§ **Provided data**
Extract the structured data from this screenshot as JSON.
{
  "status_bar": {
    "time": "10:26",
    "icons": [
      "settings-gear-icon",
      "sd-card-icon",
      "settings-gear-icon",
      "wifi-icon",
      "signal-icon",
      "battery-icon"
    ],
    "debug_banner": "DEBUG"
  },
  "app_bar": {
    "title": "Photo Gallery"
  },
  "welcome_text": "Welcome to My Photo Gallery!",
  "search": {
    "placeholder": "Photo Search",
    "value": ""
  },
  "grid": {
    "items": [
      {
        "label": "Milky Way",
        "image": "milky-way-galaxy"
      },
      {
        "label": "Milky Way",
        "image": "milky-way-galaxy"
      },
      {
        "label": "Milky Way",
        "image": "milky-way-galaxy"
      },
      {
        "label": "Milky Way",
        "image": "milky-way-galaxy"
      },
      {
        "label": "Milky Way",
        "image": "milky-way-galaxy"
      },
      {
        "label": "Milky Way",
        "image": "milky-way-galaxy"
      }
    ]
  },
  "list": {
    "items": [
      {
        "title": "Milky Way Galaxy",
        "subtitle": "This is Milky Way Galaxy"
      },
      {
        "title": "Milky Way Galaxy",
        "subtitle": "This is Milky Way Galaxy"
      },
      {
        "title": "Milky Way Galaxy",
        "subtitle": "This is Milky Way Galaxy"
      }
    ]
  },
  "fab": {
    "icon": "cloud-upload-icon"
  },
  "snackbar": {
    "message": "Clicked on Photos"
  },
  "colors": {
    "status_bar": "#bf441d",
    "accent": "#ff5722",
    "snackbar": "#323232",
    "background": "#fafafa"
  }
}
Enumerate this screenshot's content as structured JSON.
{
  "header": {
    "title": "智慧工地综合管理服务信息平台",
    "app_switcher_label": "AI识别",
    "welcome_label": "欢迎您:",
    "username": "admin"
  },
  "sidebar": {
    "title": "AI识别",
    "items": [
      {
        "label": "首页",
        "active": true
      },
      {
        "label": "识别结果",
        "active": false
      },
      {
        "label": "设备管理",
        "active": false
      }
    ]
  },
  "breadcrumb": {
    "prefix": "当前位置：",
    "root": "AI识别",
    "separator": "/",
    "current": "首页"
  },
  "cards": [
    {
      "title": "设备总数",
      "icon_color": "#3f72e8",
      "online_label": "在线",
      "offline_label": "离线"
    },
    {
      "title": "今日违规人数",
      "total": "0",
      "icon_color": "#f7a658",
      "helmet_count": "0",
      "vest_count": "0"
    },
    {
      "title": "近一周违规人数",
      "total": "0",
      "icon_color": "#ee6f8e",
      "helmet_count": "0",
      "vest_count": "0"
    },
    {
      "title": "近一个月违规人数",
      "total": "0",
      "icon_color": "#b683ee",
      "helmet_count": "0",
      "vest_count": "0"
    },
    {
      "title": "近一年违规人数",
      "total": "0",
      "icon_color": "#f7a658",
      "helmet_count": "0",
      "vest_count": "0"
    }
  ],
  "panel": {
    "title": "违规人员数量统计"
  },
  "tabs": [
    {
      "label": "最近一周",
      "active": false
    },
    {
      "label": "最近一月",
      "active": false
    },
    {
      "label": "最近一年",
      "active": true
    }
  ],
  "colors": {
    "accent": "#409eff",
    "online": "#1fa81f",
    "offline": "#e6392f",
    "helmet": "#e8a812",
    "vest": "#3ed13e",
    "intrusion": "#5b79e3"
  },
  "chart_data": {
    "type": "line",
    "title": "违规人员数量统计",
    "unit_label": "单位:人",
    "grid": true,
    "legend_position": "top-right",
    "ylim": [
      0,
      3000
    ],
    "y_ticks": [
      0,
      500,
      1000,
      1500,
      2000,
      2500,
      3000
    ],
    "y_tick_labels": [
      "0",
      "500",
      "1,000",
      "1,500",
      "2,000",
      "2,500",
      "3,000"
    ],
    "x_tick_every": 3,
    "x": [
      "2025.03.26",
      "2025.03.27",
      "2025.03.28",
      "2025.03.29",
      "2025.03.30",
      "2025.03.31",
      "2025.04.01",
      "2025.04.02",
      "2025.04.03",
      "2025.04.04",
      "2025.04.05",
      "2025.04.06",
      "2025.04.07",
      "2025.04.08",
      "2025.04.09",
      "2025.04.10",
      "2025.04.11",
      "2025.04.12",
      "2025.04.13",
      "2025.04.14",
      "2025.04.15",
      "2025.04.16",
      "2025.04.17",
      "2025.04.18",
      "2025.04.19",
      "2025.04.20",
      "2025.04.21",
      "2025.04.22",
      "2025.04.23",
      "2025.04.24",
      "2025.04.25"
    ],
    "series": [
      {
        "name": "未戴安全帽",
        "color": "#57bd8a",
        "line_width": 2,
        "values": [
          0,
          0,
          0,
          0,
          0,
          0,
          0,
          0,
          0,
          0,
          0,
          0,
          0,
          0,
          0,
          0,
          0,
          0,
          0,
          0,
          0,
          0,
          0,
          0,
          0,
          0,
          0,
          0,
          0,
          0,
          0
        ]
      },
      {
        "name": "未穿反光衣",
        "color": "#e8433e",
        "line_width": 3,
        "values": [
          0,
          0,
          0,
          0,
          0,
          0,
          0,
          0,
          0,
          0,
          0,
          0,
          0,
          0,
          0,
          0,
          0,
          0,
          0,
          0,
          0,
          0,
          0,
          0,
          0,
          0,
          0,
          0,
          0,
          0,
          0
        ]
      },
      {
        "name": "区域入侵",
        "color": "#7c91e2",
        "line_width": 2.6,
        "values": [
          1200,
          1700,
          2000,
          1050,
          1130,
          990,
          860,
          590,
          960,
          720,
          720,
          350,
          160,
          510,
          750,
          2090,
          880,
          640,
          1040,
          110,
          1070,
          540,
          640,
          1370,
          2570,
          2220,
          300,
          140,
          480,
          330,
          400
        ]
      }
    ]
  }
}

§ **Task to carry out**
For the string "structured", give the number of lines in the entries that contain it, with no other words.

§ **Response to this exercise**
2